Photography or what?
Remixer Two, Ink jet print, 36" by 65", 2008
Where does an image stop becoming a fine art photograph and start becoming a piece of graphic fine art?
Or I could ask, How do we get
Darkland, 20 x 20, inkjet print, 2008
I'll try and explain!
Often when I'm working with post processing faze of photography, I begin to adhere to what I call the Cult of the Antique, and begin adding faux self-reflexive elements from old photographic processes that mimic noise and grunge of the analogue world.
I do this because it helps, in my opinion, combat the sterile perfection of the digital world that seems to surround us more and more each day.
Darkland with Grunge, 20 x 20, inkjet print, 2008
And so while I embrace digital tools as merrily as child in the proverbial candy store, I sometimes temper these powerful processes with things that make the image feel more 'real' ,or at least, effected by the causality of real world forces, such as time, wear and tare, and dirt.
Often when doing this I'll start to get ideas about graphic design and other manipulations that go beyond the normal photographic idiom. In this case Darkland with Grunge became a foundation element for Traverse. After adding the wonderful 'grunge' to Darkland, I proceeded to embed it even further into a varieties of textures and graphic elements, which, when combined with another image taken at the Getty Museum in L.A., became this wide format work of art I call Traverse. Here is the point I believe the work of art stopped being just a photograph:
Traverse, Inkjet print, 20"x 62" 2008
(To see a larger version where you can scroll around on this go here. ) I like this piece, I really do, but I also see the wide aspect ratio as a possible liability in terms of display. So I tried making it into two pieces that could be displayed together in separate frames, the right hand version looking like this:
So, at this point, I became curious what would happen if I kept folding and manipulating the image. I broke the wider version of Traverse up into three overlapping files, rotated each of them into a vertical position. Then I sectioned them off in areas roughly approximated by the golden mean and flipped those sections in the horizontal and vertical. Next, I combined all three together in the same file, and added several more flips and then some circles. The circle elements were done by selecting a round section of the image rotating it 90 degrees. Other areas had their density and gamma adjusted to steer the eye in the proper directions and then the color was manipulated as a last touch. in this case the whites were pushed towards yellow and the blacks were given a purplish tonality. And now we have entered, I think into the land of true abstraction.

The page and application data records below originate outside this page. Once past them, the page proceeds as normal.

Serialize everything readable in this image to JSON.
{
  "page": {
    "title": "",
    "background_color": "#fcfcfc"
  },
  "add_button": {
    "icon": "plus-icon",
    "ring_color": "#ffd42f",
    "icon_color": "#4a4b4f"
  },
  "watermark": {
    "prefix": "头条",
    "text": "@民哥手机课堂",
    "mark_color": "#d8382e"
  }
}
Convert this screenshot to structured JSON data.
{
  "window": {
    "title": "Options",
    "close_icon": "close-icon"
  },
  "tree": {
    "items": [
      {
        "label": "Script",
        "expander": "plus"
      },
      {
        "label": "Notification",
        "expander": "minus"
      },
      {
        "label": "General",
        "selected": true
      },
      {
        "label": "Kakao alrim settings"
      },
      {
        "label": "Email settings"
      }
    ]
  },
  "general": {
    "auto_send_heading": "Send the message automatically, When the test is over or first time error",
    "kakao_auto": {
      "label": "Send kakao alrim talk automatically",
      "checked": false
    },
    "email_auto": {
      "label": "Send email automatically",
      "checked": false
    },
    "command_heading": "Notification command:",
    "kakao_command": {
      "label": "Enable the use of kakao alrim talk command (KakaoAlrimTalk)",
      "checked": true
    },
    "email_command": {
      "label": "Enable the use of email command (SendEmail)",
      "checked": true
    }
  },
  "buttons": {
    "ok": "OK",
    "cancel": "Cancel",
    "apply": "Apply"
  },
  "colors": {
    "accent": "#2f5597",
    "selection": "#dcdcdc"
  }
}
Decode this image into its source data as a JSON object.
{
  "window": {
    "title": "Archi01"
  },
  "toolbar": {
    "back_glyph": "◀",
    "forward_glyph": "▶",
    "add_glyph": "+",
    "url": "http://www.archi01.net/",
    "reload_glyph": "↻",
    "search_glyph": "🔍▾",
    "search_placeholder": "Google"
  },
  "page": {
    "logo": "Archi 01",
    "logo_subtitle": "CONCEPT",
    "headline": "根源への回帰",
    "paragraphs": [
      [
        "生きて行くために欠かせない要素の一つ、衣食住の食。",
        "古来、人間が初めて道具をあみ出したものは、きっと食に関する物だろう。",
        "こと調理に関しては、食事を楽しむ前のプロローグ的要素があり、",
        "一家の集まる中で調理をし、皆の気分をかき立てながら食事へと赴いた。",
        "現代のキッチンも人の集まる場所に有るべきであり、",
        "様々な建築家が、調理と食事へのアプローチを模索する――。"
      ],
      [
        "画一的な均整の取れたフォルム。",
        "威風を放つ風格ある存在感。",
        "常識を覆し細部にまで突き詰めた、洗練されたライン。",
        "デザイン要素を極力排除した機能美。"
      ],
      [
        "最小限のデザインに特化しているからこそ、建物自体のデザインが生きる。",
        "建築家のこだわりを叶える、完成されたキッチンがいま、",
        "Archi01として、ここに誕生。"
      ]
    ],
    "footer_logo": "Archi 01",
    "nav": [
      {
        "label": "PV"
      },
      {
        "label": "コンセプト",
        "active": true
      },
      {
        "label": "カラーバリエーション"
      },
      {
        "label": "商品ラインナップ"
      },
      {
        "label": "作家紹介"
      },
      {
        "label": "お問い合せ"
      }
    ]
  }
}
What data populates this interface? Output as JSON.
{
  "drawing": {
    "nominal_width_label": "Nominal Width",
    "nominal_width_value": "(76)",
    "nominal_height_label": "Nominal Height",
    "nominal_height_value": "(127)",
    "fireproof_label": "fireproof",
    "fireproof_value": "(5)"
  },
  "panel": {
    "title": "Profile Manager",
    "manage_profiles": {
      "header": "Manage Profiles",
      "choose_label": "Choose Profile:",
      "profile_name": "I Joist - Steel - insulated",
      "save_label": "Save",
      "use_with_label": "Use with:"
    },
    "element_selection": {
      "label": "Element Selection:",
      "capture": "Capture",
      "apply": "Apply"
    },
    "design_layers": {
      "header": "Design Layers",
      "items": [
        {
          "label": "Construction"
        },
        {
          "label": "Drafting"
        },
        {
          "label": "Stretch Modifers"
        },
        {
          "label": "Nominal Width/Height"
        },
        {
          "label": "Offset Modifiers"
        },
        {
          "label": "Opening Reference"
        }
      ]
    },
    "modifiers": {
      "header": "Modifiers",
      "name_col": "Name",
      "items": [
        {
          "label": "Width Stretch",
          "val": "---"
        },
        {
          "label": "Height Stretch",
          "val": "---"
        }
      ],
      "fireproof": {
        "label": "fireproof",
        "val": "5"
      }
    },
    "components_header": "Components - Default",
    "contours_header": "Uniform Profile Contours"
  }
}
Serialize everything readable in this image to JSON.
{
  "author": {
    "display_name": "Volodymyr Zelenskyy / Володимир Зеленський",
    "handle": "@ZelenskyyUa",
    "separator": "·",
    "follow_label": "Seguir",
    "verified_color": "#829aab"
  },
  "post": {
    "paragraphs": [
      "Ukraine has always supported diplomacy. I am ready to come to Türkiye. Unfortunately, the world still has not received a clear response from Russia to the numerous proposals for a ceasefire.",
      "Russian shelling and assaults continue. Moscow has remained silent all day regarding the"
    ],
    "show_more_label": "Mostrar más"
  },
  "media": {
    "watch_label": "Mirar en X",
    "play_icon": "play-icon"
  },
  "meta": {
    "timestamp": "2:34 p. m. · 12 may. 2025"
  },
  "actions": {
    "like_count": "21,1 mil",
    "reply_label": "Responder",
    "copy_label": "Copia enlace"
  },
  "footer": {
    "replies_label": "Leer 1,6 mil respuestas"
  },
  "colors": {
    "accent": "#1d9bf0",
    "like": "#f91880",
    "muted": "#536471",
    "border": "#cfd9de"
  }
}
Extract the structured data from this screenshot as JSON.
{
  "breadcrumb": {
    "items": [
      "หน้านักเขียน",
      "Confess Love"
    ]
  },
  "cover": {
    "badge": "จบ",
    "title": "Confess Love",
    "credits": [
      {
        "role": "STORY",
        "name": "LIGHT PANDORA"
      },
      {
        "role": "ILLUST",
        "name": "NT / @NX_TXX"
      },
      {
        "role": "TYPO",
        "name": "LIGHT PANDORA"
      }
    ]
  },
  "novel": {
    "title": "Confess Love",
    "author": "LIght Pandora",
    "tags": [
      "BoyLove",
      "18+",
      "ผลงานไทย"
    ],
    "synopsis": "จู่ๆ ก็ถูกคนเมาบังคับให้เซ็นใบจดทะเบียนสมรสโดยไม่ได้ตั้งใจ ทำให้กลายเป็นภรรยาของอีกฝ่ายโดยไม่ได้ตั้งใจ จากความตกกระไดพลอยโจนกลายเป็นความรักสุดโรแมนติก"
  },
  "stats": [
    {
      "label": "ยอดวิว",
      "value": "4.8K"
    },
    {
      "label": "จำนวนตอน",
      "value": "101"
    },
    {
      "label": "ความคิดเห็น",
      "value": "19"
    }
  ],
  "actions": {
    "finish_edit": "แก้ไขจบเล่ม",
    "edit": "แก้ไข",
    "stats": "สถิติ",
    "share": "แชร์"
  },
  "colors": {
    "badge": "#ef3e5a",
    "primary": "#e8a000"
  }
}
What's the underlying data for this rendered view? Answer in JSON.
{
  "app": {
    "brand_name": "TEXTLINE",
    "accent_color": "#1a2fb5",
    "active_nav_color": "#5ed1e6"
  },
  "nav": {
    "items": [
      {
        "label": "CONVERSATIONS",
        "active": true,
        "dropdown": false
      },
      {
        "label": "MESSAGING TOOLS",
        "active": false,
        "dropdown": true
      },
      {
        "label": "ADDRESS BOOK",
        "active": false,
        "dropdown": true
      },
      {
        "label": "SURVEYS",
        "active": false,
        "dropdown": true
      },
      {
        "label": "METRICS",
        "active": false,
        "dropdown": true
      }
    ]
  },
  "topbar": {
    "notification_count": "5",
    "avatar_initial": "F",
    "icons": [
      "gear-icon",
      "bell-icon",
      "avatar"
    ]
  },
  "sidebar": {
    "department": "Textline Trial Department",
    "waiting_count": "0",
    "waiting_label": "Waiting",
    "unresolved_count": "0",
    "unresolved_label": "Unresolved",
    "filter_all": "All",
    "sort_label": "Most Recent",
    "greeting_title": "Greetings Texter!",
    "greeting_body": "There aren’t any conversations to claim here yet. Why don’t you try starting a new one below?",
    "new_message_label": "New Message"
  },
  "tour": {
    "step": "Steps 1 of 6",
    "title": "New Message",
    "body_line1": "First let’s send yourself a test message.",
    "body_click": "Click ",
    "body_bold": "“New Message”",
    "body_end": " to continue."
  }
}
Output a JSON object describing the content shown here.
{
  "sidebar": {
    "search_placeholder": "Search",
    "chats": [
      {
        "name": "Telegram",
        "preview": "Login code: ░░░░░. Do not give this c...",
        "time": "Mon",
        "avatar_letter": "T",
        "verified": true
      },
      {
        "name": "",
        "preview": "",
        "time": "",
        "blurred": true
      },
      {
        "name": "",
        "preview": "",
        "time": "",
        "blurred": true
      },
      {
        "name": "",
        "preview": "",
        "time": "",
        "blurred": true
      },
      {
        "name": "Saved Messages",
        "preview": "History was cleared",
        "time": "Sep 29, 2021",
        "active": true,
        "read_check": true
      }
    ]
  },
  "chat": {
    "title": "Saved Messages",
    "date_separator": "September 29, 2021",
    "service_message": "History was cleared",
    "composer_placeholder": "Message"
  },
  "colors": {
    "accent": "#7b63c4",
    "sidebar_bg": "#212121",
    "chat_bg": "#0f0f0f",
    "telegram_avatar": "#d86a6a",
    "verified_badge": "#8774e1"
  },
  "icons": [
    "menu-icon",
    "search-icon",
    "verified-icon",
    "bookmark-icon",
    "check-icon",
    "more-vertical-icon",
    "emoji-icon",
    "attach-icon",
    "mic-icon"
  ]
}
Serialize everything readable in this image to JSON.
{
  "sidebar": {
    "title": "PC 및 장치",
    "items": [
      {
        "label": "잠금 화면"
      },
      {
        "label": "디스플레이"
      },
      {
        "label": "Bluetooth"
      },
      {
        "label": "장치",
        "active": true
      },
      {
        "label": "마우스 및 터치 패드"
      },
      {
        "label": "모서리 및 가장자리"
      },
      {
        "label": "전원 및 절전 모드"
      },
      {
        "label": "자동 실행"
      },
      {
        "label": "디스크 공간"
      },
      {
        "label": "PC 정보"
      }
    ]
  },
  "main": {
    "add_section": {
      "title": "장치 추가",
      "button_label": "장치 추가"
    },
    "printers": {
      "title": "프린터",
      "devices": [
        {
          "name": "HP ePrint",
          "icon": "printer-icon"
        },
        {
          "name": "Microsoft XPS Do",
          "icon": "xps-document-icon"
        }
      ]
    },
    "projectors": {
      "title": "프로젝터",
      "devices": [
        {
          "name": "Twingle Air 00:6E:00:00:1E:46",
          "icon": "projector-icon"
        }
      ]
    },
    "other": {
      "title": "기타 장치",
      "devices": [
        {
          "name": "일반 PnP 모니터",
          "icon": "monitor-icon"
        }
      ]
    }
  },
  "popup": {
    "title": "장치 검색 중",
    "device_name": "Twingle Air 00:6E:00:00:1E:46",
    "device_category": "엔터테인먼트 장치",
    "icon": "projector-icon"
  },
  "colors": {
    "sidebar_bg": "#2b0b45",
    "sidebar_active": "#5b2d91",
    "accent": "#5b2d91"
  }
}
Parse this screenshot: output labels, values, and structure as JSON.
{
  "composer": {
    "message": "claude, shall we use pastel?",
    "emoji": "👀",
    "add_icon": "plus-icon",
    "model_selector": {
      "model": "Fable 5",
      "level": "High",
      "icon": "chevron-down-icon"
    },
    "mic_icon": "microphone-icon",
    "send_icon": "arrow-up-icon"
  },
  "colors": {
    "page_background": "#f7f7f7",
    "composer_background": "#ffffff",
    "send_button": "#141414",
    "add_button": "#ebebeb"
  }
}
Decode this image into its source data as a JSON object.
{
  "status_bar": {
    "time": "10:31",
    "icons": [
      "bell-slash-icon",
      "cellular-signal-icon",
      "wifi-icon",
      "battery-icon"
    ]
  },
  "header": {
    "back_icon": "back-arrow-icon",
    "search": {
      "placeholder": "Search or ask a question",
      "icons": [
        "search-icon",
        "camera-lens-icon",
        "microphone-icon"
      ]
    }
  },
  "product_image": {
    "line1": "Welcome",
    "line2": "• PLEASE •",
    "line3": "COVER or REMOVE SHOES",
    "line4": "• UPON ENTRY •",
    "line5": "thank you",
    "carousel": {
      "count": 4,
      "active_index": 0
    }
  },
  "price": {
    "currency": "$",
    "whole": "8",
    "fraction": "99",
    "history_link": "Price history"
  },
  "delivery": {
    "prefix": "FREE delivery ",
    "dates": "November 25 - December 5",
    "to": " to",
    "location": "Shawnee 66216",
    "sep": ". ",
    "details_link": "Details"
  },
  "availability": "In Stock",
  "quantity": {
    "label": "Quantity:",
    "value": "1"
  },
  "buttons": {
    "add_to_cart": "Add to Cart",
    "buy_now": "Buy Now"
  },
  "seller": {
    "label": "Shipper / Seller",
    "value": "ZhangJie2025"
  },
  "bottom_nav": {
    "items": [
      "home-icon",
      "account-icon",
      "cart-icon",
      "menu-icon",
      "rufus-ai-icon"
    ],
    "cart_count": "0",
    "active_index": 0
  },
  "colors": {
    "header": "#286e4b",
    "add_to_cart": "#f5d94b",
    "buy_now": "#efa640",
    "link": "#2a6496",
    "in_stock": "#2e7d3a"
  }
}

Remixer One, Ink jet print, 36" by 65", 2008
Remixer Two, is mostly a variation on this same process, with some more graphic overlays added on top. Hope you enjoyed this description of my journey from specific image to abstract imagery.